| DIRECTIONS FOR THIS TASK |
Gather all lines from the material that contain the word "giấy".

| STUDY MATERIAL |
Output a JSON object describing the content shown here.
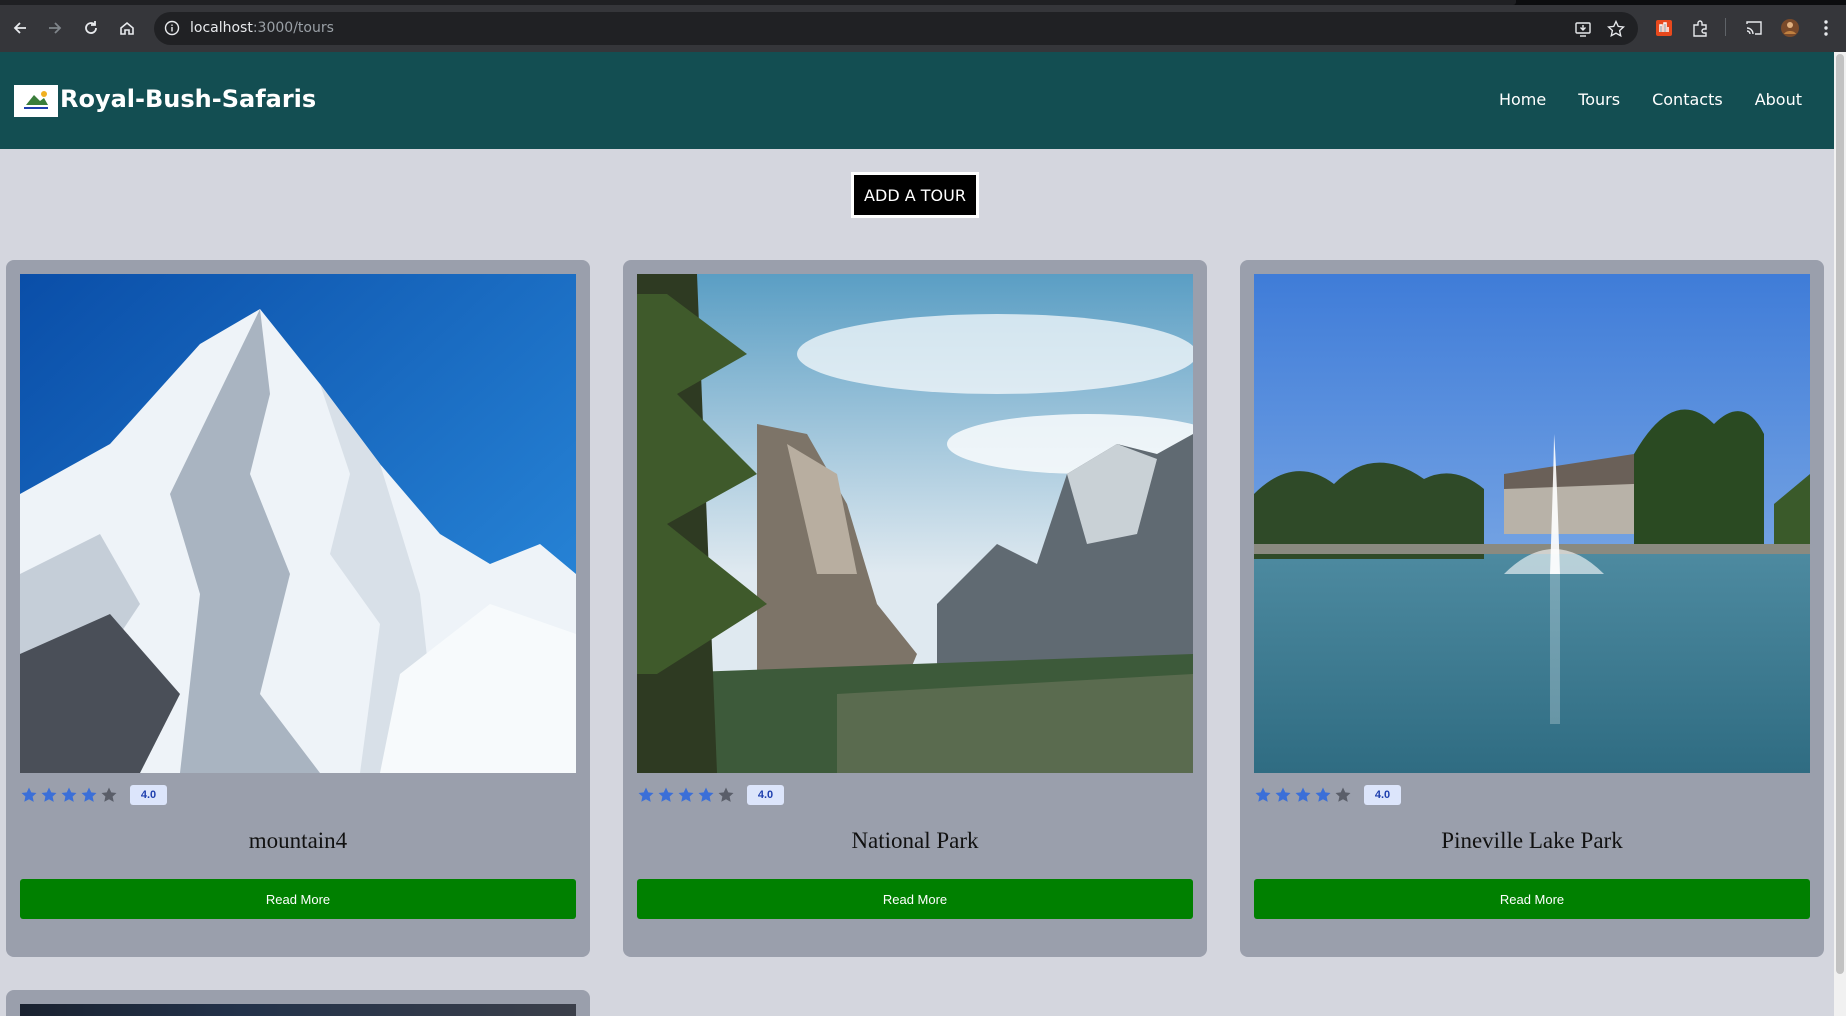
{
  "browser": {
    "url_host": "localhost",
    "url_path": ":3000/tours"
  },
  "navbar": {
    "brand": "Royal-Bush-Safaris",
    "links": [
      "Home",
      "Tours",
      "Contacts",
      "About"
    ]
  },
  "add_button": "ADD A TOUR",
  "tours": [
    {
      "title": "mountain4",
      "rating_value": 4,
      "rating_label": "4.0",
      "button": "Read More"
    },
    {
      "title": "National Park",
      "rating_value": 4,
      "rating_label": "4.0",
      "button": "Read More"
    },
    {
      "title": "Pineville Lake Park",
      "rating_value": 4,
      "rating_label": "4.0",
      "button": "Read More"
    }
  ],
  "colors": {
    "navbar": "#134e52",
    "page_bg": "#d4d6de",
    "card_bg": "#9a9fac",
    "button_green": "#008000",
    "star_filled": "#3b6fd8",
    "star_empty": "#5a5e69"
  }
}
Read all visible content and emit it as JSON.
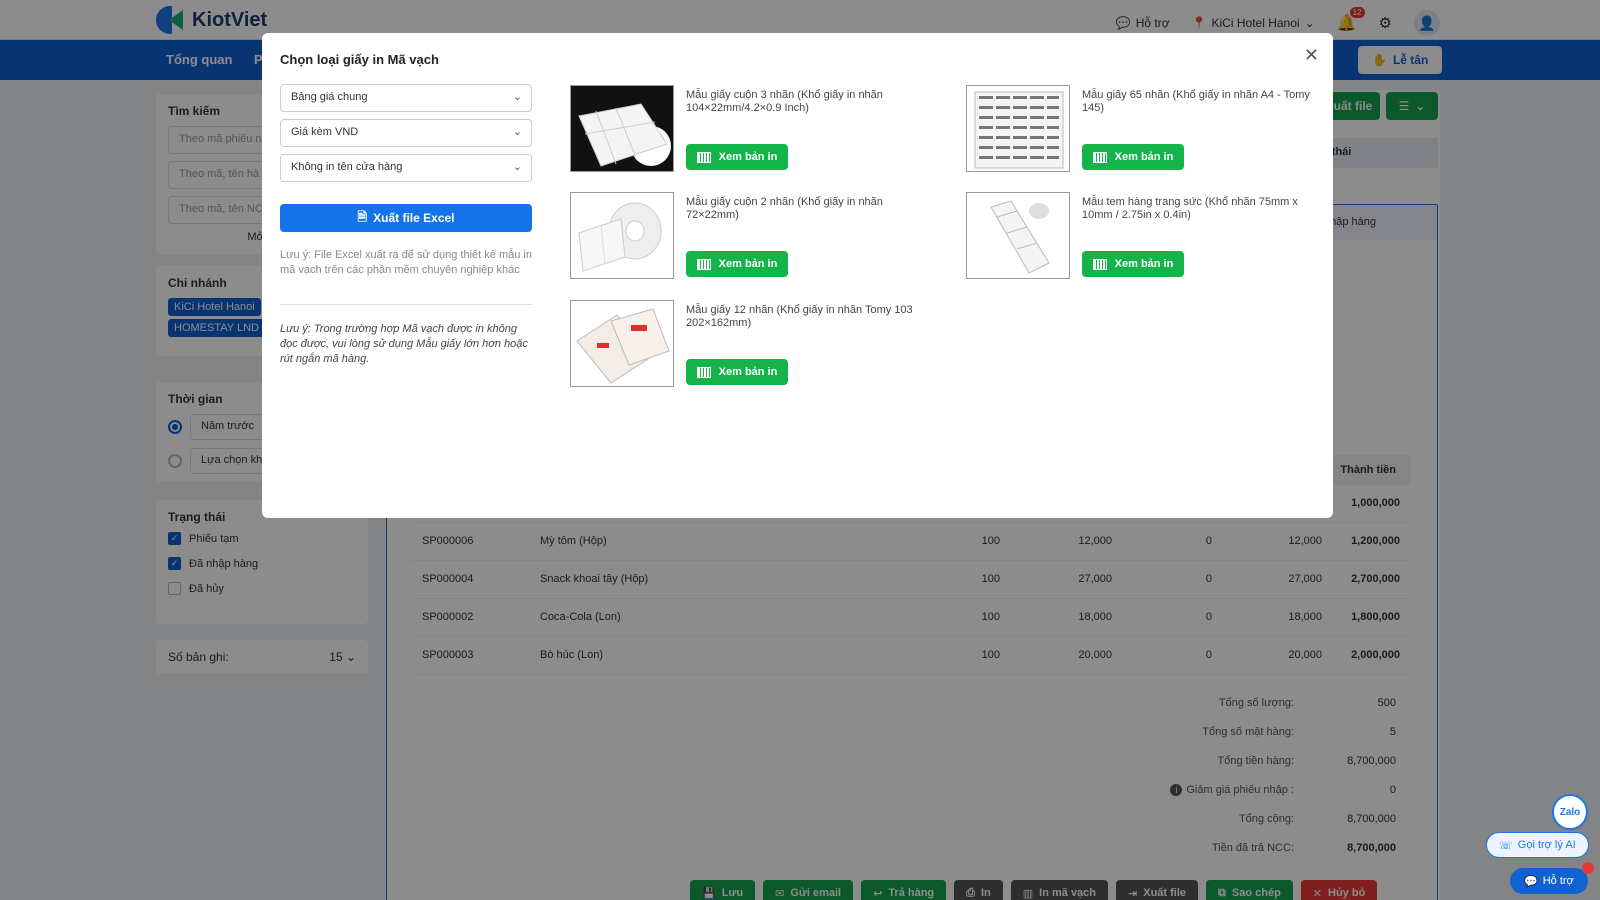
{
  "header": {
    "logo": "KiotViet",
    "support": "Hỗ trợ",
    "branch": "KiCi Hotel Hanoi",
    "notification_count": "12"
  },
  "nav": {
    "items": [
      "Tổng quan",
      "P"
    ],
    "receptionist": "Lễ tân"
  },
  "sidebar": {
    "search_title": "Tìm kiếm",
    "search_placeholders": [
      "Theo mã phiếu n",
      "Theo mã, tên hà",
      "Theo mã, tên NC"
    ],
    "more": "Mở rộ",
    "branch_title": "Chi nhánh",
    "branches": [
      "KiCi Hotel Hanoi",
      "HOMESTAY LND"
    ],
    "time_title": "Thời gian",
    "time_options": [
      "Năm trước",
      "Lựa chọn kh"
    ],
    "status_title": "Trạng thái",
    "status_options": [
      {
        "label": "Phiếu tạm",
        "checked": true
      },
      {
        "label": "Đã nhập hàng",
        "checked": true
      },
      {
        "label": "Đã hủy",
        "checked": false
      }
    ],
    "records_label": "Số bản ghi:",
    "records_value": "15"
  },
  "main": {
    "export_file": "uất file",
    "status_header": "g thái",
    "tab_imported": "nhập hàng",
    "col_total": "Thành tiền",
    "first_row_total": "1,000,000",
    "rows": [
      {
        "code": "SP000006",
        "name": "Mỳ tôm (Hộp)",
        "qty": "100",
        "price": "12,000",
        "discount": "0",
        "unit_price": "12,000",
        "total": "1,200,000"
      },
      {
        "code": "SP000004",
        "name": "Snack khoai tây (Hộp)",
        "qty": "100",
        "price": "27,000",
        "discount": "0",
        "unit_price": "27,000",
        "total": "2,700,000"
      },
      {
        "code": "SP000002",
        "name": "Coca-Cola (Lon)",
        "qty": "100",
        "price": "18,000",
        "discount": "0",
        "unit_price": "18,000",
        "total": "1,800,000"
      },
      {
        "code": "SP000003",
        "name": "Bò húc (Lon)",
        "qty": "100",
        "price": "20,000",
        "discount": "0",
        "unit_price": "20,000",
        "total": "2,000,000"
      }
    ],
    "summary": [
      {
        "label": "Tổng số lượng:",
        "value": "500"
      },
      {
        "label": "Tổng số mặt hàng:",
        "value": "5"
      },
      {
        "label": "Tổng tiền hàng:",
        "value": "8,700,000"
      },
      {
        "label": "Giảm giá phiếu nhập :",
        "value": "0"
      },
      {
        "label": "Tổng cộng:",
        "value": "8,700,000"
      },
      {
        "label": "Tiền đã trả NCC:",
        "value": "8,700,000"
      }
    ],
    "actions": [
      "Lưu",
      "Gửi email",
      "Trả hàng",
      "In",
      "In mã vạch",
      "Xuất file",
      "Sao chép",
      "Hủy bỏ"
    ]
  },
  "widgets": {
    "zalo": "Zalo",
    "ai_support": "Gọi trợ lý AI",
    "support": "Hỗ trợ"
  },
  "modal": {
    "title": "Chọn loại giấy in Mã vạch",
    "selects": [
      "Bảng giá chung",
      "Giá kèm VND",
      "Không in tên cửa hàng"
    ],
    "excel_button": "Xuất file Excel",
    "note_excel": "Lưu ý: File Excel xuất ra để sử dụng thiết kế mẫu in mã vạch trên các phần mềm chuyên nghiệp khác",
    "note_barcode": "Lưu ý: Trong trường hợp Mã vạch được in không đọc được, vui lòng sử dụng Mẫu giấy lớn hơn hoặc rút ngắn mã hàng.",
    "view_label": "Xem bản in",
    "papers": [
      {
        "desc": "Mẫu giấy cuộn 3 nhãn (Khổ giấy in nhãn 104×22mm/4.2×0.9 Inch)"
      },
      {
        "desc": "Mẫu giấy 65 nhãn (Khổ giấy in nhãn A4 - Tomy 145)"
      },
      {
        "desc": "Mẫu giấy cuộn 2 nhãn (Khổ giấy in nhãn 72×22mm)"
      },
      {
        "desc": "Mẫu tem hàng trang sức (Khổ nhãn 75mm x 10mm / 2.75in x 0.4in)"
      },
      {
        "desc": "Mẫu giấy 12 nhãn (Khổ giấy in nhãn Tomy 103 202×162mm)"
      }
    ]
  }
}
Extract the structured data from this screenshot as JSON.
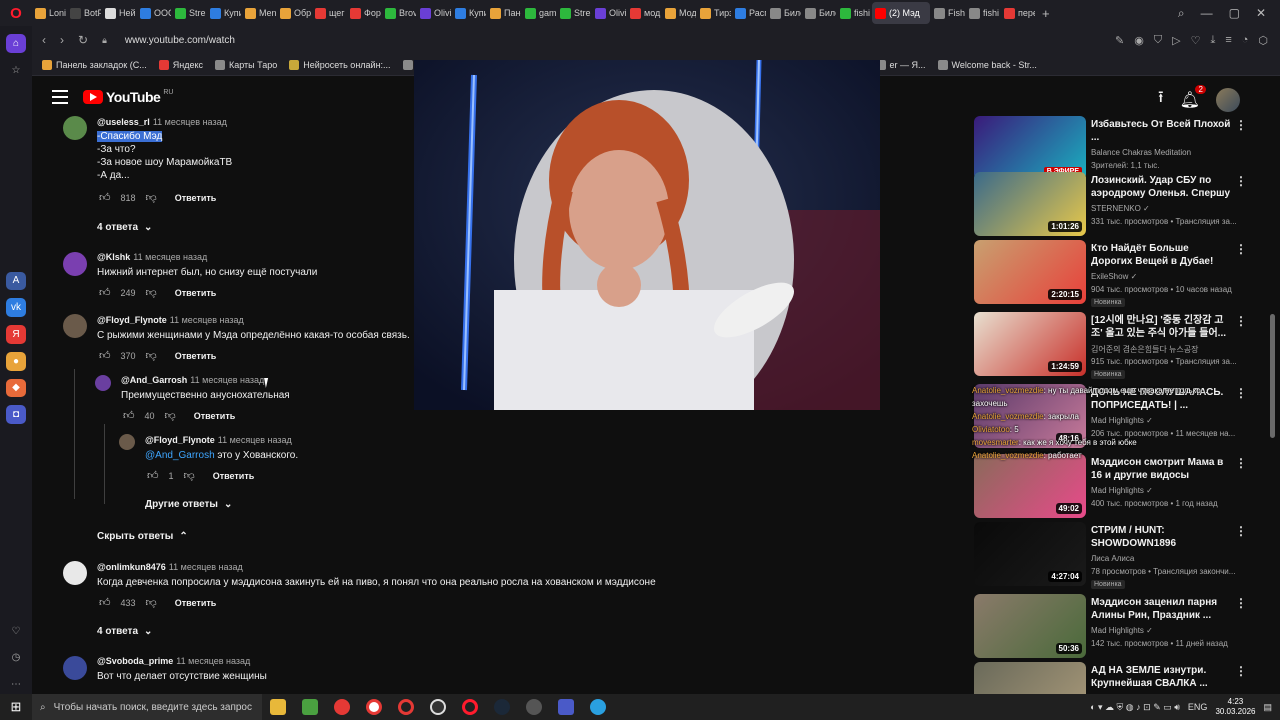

| REPLY |
    "title": "Chọn loại giấy in Mã vạch",
    "note_barcode": "Lưu ý: Trong trường hợp Mã vạch được in không đọc được, vui lòng sử dụng Mẫu giấy lớn hơn hoặc rút ngắn mã hàng.",
        "desc": "Mẫu giấy cuộn 3 nhãn (Khổ giấy in nhãn 104×22mm/4.2×0.9 Inch)"
        "desc": "Mẫu giấy 65 nhãn (Khổ giấy in nhãn A4 - Tomy 145)"
        "desc": "Mẫu giấy cuộn 2 nhãn (Khổ giấy in nhãn 72×22mm)"
        "desc": "Mẫu giấy 12 nhãn (Khổ giấy in nhãn Tomy 103 202×162mm)"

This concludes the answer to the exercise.